Activity: Copy the listing below in full, exactly as given.

Records provided:

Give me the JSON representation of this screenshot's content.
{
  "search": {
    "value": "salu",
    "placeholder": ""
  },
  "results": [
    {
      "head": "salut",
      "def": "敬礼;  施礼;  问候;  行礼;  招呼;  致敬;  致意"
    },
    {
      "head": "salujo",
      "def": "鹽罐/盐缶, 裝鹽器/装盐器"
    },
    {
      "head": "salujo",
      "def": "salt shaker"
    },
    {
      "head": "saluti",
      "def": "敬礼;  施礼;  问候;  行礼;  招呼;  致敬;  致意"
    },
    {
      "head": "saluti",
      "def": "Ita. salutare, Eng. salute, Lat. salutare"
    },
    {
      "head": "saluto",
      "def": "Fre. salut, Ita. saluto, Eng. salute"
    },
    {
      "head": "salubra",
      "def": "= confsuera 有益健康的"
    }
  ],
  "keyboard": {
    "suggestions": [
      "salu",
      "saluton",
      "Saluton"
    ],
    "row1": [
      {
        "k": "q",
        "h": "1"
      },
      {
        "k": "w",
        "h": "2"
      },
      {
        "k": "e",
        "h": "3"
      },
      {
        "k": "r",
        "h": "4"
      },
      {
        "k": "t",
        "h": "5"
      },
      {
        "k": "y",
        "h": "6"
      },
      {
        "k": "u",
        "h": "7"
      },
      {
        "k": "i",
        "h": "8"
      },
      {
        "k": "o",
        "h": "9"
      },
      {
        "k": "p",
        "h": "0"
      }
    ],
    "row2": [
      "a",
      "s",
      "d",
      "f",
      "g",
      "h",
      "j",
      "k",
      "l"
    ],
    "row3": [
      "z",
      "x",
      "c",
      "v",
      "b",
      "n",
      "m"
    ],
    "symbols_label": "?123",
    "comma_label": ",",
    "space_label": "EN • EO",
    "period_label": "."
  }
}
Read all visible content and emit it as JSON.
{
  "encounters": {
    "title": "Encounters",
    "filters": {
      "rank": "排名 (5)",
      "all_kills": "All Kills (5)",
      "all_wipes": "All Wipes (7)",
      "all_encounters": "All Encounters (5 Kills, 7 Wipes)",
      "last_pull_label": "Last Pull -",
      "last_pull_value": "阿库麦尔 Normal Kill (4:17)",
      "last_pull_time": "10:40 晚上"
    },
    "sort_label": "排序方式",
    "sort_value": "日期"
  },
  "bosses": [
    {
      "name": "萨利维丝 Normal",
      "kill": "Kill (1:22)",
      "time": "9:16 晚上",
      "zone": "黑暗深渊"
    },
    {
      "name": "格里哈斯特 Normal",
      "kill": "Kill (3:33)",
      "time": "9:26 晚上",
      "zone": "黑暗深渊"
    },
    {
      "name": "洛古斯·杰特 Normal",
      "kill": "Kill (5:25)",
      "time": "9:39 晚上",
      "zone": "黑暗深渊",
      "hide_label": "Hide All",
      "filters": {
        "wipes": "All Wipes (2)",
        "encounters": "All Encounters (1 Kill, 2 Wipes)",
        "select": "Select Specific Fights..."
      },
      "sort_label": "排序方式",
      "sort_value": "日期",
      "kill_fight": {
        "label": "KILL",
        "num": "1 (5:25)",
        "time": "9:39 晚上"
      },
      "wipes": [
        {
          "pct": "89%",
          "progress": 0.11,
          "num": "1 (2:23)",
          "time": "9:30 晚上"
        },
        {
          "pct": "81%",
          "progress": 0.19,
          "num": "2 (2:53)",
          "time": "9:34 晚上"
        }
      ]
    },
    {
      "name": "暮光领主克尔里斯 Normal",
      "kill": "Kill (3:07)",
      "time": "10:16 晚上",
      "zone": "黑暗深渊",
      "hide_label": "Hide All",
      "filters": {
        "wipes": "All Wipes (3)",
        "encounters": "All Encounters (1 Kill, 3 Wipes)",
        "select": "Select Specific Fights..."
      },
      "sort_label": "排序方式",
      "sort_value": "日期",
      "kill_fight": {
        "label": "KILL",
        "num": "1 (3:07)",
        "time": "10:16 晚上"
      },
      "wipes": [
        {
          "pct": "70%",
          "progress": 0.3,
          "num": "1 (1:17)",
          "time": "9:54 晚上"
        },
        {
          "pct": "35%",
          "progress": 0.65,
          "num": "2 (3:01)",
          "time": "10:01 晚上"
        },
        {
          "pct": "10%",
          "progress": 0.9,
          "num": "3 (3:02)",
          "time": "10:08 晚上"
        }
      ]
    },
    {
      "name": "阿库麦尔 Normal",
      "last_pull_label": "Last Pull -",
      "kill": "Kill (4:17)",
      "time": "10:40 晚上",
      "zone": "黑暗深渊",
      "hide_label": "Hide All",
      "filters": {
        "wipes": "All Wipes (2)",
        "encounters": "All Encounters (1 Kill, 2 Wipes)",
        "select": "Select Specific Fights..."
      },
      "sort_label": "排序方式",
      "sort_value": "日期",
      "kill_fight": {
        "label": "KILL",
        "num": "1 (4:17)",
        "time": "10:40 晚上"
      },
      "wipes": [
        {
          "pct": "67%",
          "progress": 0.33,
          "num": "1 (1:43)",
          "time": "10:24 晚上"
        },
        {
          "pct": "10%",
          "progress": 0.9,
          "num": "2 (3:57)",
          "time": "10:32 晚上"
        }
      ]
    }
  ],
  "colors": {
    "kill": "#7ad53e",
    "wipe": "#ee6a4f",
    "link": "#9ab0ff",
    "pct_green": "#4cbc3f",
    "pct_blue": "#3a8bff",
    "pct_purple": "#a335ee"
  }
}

Result of this task:
Give me the JSON representation of this screenshot's content.
{
  "search": {
    "value": "salu",
    "placeholder": ""
  },
  "results": [
    {
      "head": "salut",
      "def": "敬礼;  施礼;  问候;  行礼;  招呼;  致敬;  致意"
    },
    {
      "head": "salujo",
      "def": "鹽罐/盐缶, 裝鹽器/装盐器"
    },
    {
      "head": "salujo",
      "def": "salt shaker"
    },
    {
      "head": "saluti",
      "def": "敬礼;  施礼;  问候;  行礼;  招呼;  致敬;  致意"
    },
    {
      "head": "saluti",
      "def": "Ita. salutare, Eng. salute, Lat. salutare"
    },
    {
      "head": "saluto",
      "def": "Fre. salut, Ita. saluto, Eng. salute"
    },
    {
      "head": "salubra",
      "def": "= confsuera 有益健康的"
    }
  ],
  "keyboard": {
    "suggestions": [
      "salu",
      "saluton",
      "Saluton"
    ],
    "row1": [
      {
        "k": "q",
        "h": "1"
      },
      {
        "k": "w",
        "h": "2"
      },
      {
        "k": "e",
        "h": "3"
      },
      {
        "k": "r",
        "h": "4"
      },
      {
        "k": "t",
        "h": "5"
      },
      {
        "k": "y",
        "h": "6"
      },
      {
        "k": "u",
        "h": "7"
      },
      {
        "k": "i",
        "h": "8"
      },
      {
        "k": "o",
        "h": "9"
      },
      {
        "k": "p",
        "h": "0"
      }
    ],
    "row2": [
      "a",
      "s",
      "d",
      "f",
      "g",
      "h",
      "j",
      "k",
      "l"
    ],
    "row3": [
      "z",
      "x",
      "c",
      "v",
      "b",
      "n",
      "m"
    ],
    "symbols_label": "?123",
    "comma_label": ",",
    "space_label": "EN • EO",
    "period_label": "."
  }
}
Read all visible content and emit it as JSON.
{
  "encounters": {
    "title": "Encounters",
    "filters": {
      "rank": "排名 (5)",
      "all_kills": "All Kills (5)",
      "all_wipes": "All Wipes (7)",
      "all_encounters": "All Encounters (5 Kills, 7 Wipes)",
      "last_pull_label": "Last Pull -",
      "last_pull_value": "阿库麦尔 Normal Kill (4:17)",
      "last_pull_time": "10:40 晚上"
    },
    "sort_label": "排序方式",
    "sort_value": "日期"
  },
  "bosses": [
    {
      "name": "萨利维丝 Normal",
      "kill": "Kill (1:22)",
      "time": "9:16 晚上",
      "zone": "黑暗深渊"
    },
    {
      "name": "格里哈斯特 Normal",
      "kill": "Kill (3:33)",
      "time": "9:26 晚上",
      "zone": "黑暗深渊"
    },
    {
      "name": "洛古斯·杰特 Normal",
      "kill": "Kill (5:25)",
      "time": "9:39 晚上",
      "zone": "黑暗深渊",
      "hide_label": "Hide All",
      "filters": {
        "wipes": "All Wipes (2)",
        "encounters": "All Encounters (1 Kill, 2 Wipes)",
        "select": "Select Specific Fights..."
      },
      "sort_label": "排序方式",
      "sort_value": "日期",
      "kill_fight": {
        "label": "KILL",
        "num": "1 (5:25)",
        "time": "9:39 晚上"
      },
      "wipes": [
        {
          "pct": "89%",
          "progress": 0.11,
          "num": "1 (2:23)",
          "time": "9:30 晚上"
        },
        {
          "pct": "81%",
          "progress": 0.19,
          "num": "2 (2:53)",
          "time": "9:34 晚上"
        }
      ]
    },
    {
      "name": "暮光领主克尔里斯 Normal",
      "kill": "Kill (3:07)",
      "time": "10:16 晚上",
      "zone": "黑暗深渊",
      "hide_label": "Hide All",
      "filters": {
        "wipes": "All Wipes (3)",
        "encounters": "All Encounters (1 Kill, 3 Wipes)",
        "select": "Select Specific Fights..."
      },
      "sort_label": "排序方式",
      "sort_value": "日期",
      "kill_fight": {
        "label": "KILL",
        "num": "1 (3:07)",
        "time": "10:16 晚上"
      },
      "wipes": [
        {
          "pct": "70%",
          "progress": 0.3,
          "num": "1 (1:17)",
          "time": "9:54 晚上"
        },
        {
          "pct": "35%",
          "progress": 0.65,
          "num": "2 (3:01)",
          "time": "10:01 晚上"
        },
        {
          "pct": "10%",
          "progress": 0.9,
          "num": "3 (3:02)",
          "time": "10:08 晚上"
        }
      ]
    },
    {
      "name": "阿库麦尔 Normal",
      "last_pull_label": "Last Pull -",
      "kill": "Kill (4:17)",
      "time": "10:40 晚上",
      "zone": "黑暗深渊",
      "hide_label": "Hide All",
      "filters": {
        "wipes": "All Wipes (2)",
        "encounters": "All Encounters (1 Kill, 2 Wipes)",
        "select": "Select Specific Fights..."
      },
      "sort_label": "排序方式",
      "sort_value": "日期",
      "kill_fight": {
        "label": "KILL",
        "num": "1 (4:17)",
        "time": "10:40 晚上"
      },
      "wipes": [
        {
          "pct": "67%",
          "progress": 0.33,
          "num": "1 (1:43)",
          "time": "10:24 晚上"
        },
        {
          "pct": "10%",
          "progress": 0.9,
          "num": "2 (3:57)",
          "time": "10:32 晚上"
        }
      ]
    }
  ],
  "colors": {
    "kill": "#7ad53e",
    "wipe": "#ee6a4f",
    "link": "#9ab0ff",
    "pct_green": "#4cbc3f",
    "pct_blue": "#3a8bff",
    "pct_purple": "#a335ee"
  }
}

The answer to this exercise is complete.